Front cover image for Antisemitismus und Gesellschaftstheorie : die Frankfurter Schule im amerikanischen Exil

Antisemitismus und Gesellschaftstheorie : die Frankfurter Schule im amerikanischen Exil
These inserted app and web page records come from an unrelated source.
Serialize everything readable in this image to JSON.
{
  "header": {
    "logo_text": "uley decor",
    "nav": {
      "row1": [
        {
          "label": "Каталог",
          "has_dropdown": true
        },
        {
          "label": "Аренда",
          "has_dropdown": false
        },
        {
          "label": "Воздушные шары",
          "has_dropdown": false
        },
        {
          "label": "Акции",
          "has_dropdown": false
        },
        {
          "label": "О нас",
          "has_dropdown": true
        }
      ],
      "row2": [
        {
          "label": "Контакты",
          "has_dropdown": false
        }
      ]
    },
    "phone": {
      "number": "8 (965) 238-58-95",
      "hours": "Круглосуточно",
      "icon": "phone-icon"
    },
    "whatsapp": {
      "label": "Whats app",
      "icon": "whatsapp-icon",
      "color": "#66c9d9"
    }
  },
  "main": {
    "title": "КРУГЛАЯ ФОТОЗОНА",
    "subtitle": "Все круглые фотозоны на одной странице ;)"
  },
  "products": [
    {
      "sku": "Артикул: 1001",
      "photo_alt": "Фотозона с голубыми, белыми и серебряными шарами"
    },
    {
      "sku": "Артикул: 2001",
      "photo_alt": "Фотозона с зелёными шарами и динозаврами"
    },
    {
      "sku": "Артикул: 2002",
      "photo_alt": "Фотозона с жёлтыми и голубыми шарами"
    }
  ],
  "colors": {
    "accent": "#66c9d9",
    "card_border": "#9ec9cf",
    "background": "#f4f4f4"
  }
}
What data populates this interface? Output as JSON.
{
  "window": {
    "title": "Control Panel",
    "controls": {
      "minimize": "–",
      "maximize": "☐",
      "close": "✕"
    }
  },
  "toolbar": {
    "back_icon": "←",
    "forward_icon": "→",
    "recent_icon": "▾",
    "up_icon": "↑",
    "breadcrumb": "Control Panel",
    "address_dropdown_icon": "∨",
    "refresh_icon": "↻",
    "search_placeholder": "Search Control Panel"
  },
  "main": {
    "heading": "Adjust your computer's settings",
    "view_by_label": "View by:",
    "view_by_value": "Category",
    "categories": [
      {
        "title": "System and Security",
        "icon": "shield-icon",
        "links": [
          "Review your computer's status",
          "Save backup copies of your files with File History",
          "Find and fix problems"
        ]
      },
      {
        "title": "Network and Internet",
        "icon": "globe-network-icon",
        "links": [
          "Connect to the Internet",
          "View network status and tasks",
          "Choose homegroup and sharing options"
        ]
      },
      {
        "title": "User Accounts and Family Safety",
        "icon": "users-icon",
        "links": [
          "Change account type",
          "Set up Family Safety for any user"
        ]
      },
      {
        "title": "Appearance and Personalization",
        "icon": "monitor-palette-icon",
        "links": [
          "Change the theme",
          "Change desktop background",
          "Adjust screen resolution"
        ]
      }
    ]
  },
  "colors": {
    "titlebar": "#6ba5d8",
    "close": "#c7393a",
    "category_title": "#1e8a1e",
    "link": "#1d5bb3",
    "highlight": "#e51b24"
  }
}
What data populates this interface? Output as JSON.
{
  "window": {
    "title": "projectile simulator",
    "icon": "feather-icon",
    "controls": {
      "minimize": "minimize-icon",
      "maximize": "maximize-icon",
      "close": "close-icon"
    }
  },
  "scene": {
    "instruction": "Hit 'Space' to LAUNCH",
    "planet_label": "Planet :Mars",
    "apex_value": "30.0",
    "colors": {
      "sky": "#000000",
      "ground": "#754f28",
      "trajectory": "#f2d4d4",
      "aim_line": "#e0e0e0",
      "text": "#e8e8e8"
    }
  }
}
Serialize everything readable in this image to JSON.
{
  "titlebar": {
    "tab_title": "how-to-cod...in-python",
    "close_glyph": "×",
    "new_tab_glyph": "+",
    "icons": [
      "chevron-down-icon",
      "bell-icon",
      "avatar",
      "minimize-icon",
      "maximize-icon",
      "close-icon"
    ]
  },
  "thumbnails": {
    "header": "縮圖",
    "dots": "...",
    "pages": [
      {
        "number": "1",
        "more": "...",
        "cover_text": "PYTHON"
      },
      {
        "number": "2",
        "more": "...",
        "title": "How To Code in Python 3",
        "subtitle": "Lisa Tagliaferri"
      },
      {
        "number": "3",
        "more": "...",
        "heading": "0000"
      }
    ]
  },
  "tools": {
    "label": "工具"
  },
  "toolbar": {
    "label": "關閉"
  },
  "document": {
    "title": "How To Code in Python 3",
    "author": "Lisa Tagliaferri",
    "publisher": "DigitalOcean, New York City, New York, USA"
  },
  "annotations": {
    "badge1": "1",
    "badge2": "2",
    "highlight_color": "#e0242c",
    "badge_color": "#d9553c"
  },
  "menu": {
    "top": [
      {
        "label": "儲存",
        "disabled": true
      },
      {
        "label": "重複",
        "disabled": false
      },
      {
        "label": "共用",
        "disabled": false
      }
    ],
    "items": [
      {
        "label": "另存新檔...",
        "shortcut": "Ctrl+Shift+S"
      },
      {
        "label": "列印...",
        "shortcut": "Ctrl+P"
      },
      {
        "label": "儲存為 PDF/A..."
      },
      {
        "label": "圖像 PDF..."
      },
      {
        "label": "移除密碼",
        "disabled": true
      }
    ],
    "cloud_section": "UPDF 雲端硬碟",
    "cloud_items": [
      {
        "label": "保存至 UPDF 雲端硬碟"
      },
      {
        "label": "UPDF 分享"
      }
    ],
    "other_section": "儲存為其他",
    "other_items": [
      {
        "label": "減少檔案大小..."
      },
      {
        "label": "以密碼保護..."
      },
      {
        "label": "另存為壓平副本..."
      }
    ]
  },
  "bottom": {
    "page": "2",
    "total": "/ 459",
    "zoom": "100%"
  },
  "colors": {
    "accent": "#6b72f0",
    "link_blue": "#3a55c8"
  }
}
Analyzes the new directions taken by the scholars of the Institut für Sozialforschung under the influence of American political and social conditions and the new research methods being developed by American social scientists; and the Institut's influence, in turn, on the directions taken by American social science. The antisemitic persecutions in Germany and growing antisemitism in the US focussed attention on this topic. While Horkheimer and Adorno were working on the section on theory of antisemitism in their "Dialektik der Aufklärung", the Institut maintained itself financially through field research sponsored by the Jewish Labor Committee and the American Jewish Committee. For the former, it conducted a study (1944; unpublished) based on peer interviews with American workers. A large majority of the (not necessarily representative) sample expressed antisemitic prejudice; 18% approved of Nazi persecution, and another 10% justified it to some extent. The researchers considered these "potential fascists". With the suppport of the AJC, the Institut published the research series "Studies in Prejudice", with its high point in "The Authoritarian Personality". Although most of the participants in these studies were not adherents of Critical Theory, the theory underlay Adorno's interpretations of the results. In turn the research influenced the theory; in a second edition of "Die Dialektik der Aufklärung" in 1947, the authors added a section suggesting that antisemitism formed just one element of an anti-democratic, authoritarian syndrome or "ticket". The Institut's work stimulated a growing interest among American social scientists in prejudice against minority groups, an interest that continues to the present day. (From the Bibliography of the Vidal Sassoon International Center for the Study of Antisemitism)
Print Book, German, 2009
Suhrkamp, Frankfurt am Main, 2009